Are There Limits to the Nurse Practitioner Prescribing Laws?

What medications can Nurse Practitioners prescribe? Nurse Practitioners can prescribe medications with varying layers of physician oversight. Some states support reduced, restricted, and full-practice authority. As a result, Nurse Practitioners (NPs) can prescribe antibiotics, birth control, and other non-controlled substances in all 50 states.

There’s the question: What drugs can a Nurse Practitioner prescribe? As a highly educated and experienced medical professional, a Nurse Practitioner can prescribe antidepressants like Prozac and Zoloft. Under Alaska Nursing Statutes, Nurse Practitioners (NPs) must apply to prescribe controlled substances (Schedule II-V). The Indiana Nurse Practice Act restricts prescriptive authority. It requires an agreement collaborating with a physician and a Controlled Substances Registration (CSR). In addition, Nurse Practitioners can prescribe narcotics in 23 states without collaboration or a doctor’s oversight.

The care of a Nurse Practitioner is comparable to that of a doctor. Therefore, maintenance and prescribing authority are essential. However, nurse involvement does replace doctors but instead works collaboratively together. The Nurse Practitioner controlled substance prescribing medications must include the DEA registration number. For Schedule II and II drugs, the Nurse Practitioner is authorized to prescribe a 30-day dosage supply.

With the ongoing opioid crisis, the focus on prescriptive authority and ethical ramifications have taken center stage. NPs may be in the best position to advocate for their patients. They are ideal because they have a complete understanding and evaluation of the current and needed pain management, particularly with a background in Pharmacology. Ongoing education and follow-up are always required for the NPs to understand their roles as advocates for their patients. NPS offer the level of education directly to their patients that should help mitigate oversight and misinformed prescriptive authority.

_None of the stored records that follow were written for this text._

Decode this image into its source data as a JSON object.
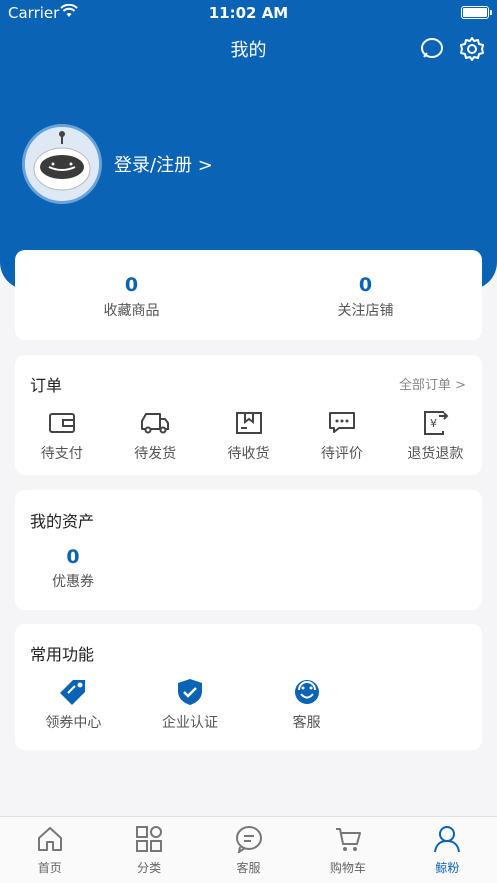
{
  "status": {
    "carrier": "Carrier",
    "time": "11:02 AM"
  },
  "nav": {
    "title": "我的"
  },
  "profile": {
    "login_label": "登录/注册 >"
  },
  "stats": [
    {
      "value": "0",
      "label": "收藏商品"
    },
    {
      "value": "0",
      "label": "关注店铺"
    }
  ],
  "orders": {
    "title": "订单",
    "all_label": "全部订单",
    "items": [
      {
        "label": "待支付",
        "icon": "wallet-icon"
      },
      {
        "label": "待发货",
        "icon": "truck-icon"
      },
      {
        "label": "待收货",
        "icon": "package-icon"
      },
      {
        "label": "待评价",
        "icon": "comment-icon"
      },
      {
        "label": "退货退款",
        "icon": "refund-icon"
      }
    ]
  },
  "assets": {
    "title": "我的资产",
    "coupon_value": "0",
    "coupon_label": "优惠券"
  },
  "functions": {
    "title": "常用功能",
    "items": [
      {
        "label": "领券中心",
        "icon": "coupon-tag-icon"
      },
      {
        "label": "企业认证",
        "icon": "shield-check-icon"
      },
      {
        "label": "客服",
        "icon": "customer-service-icon"
      }
    ]
  },
  "tabs": [
    {
      "label": "首页",
      "icon": "home-icon"
    },
    {
      "label": "分类",
      "icon": "category-icon"
    },
    {
      "label": "客服",
      "icon": "chat-icon"
    },
    {
      "label": "购物车",
      "icon": "cart-icon"
    },
    {
      "label": "鲸粉",
      "icon": "user-icon",
      "active": true
    }
  ],
  "colors": {
    "brand": "#0b63b5",
    "background": "#f5f5f7"
  }
}
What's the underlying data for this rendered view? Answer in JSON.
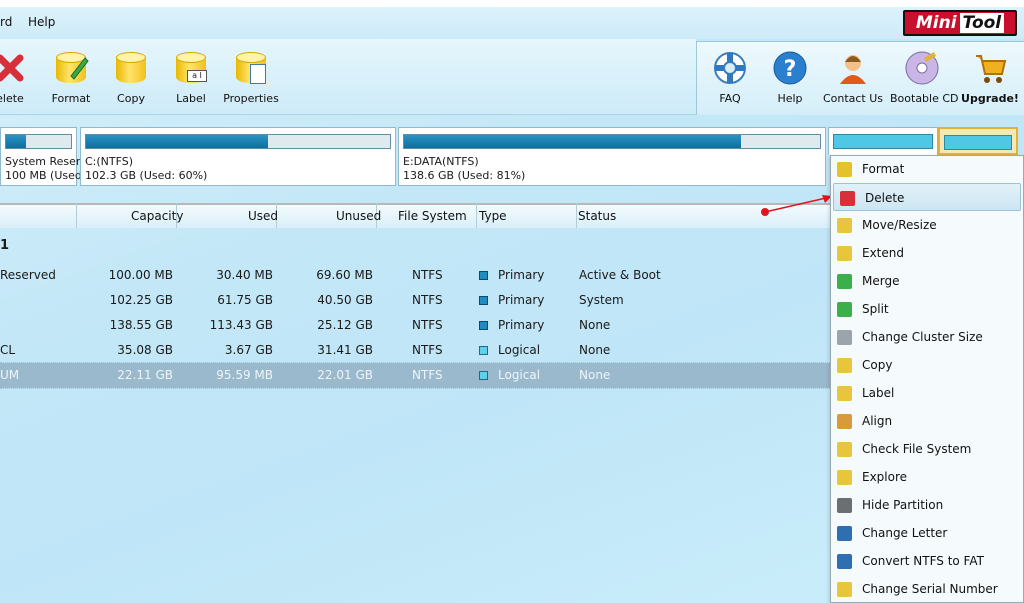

What are the States that Allow an NP to Prescribe Independently?

The Nurse Practitioner prescribing laws by state vary based on collaborative practice, full authority, or required supervision. In many states, the nurse practitioner’s prescriptive authority includes a collaborative or reduced approach. They include Alabama, Arkansas, Delaware, Illinois, Indiana, Kansas, Kentucky, Louisiana, Massachusetts, Michigan, Mississippi, New Jersey, New York, Ohio, Pennsylvania, South Dakota, Utah, Virginia, West Virginia, and Wisconsin. The states with prescribing rights for Nurse Practitioners with full authority with state licensure include Alaska, Arizona, Colorado, Connecticut, District of Columbia, Hawaii, Idaho, Iowa, Maine, Maryland, Minnesota, Montana, Nebraska, Nevada, New Hampshire, New Mexico, North Dakota, Oregon, Rhode Island, Vermont, Washington, and also Wyoming.


Scope of Practice

Guide to Nurse Practitioner Prescribing Laws

The Nurse Practitioner prescriptive authority by state requiring supervision and a collaboratively written prescription includes California, Florida, Georgia, Missouri, North Carolina, Oklahoma, South Carolina, Tennessee, and Texas. The restrictions on prescriptive authority are controversial. While the American Association for Nurse Practitioners (AANP) points to the years of safe, reliable, and cost-effective service NPs have offered to their patients, some states do not allow full-practice authority. So, NPs must rely on physicians to fully support their patients’ prescriptive needs.

State restrictions and authorizations for the prescriptive authority of Nurse Practitioners under the law and state boards are in a state of evolution. The prescribed authority of Nurse Practitioners can be somewhat contentious based on the position that some physicians’ groups take on the topic. Still, the trend is moving toward more extraordinary power as NPs continue to fill the gaps in care availability and necessity. More than 58 million Americans face the side effects of the shortage of inadequate physician availability in their communities. In addition, with their growing importance in health and medical care, nearly 50% of NPs now have hospital privileges that allow them to order specialty services as part of the quality of care.


Related:

Sandra Janowicz
Author

Keeley Jones
Registered Nurse

Carrie Sealey-Morris
Editor-in-Chief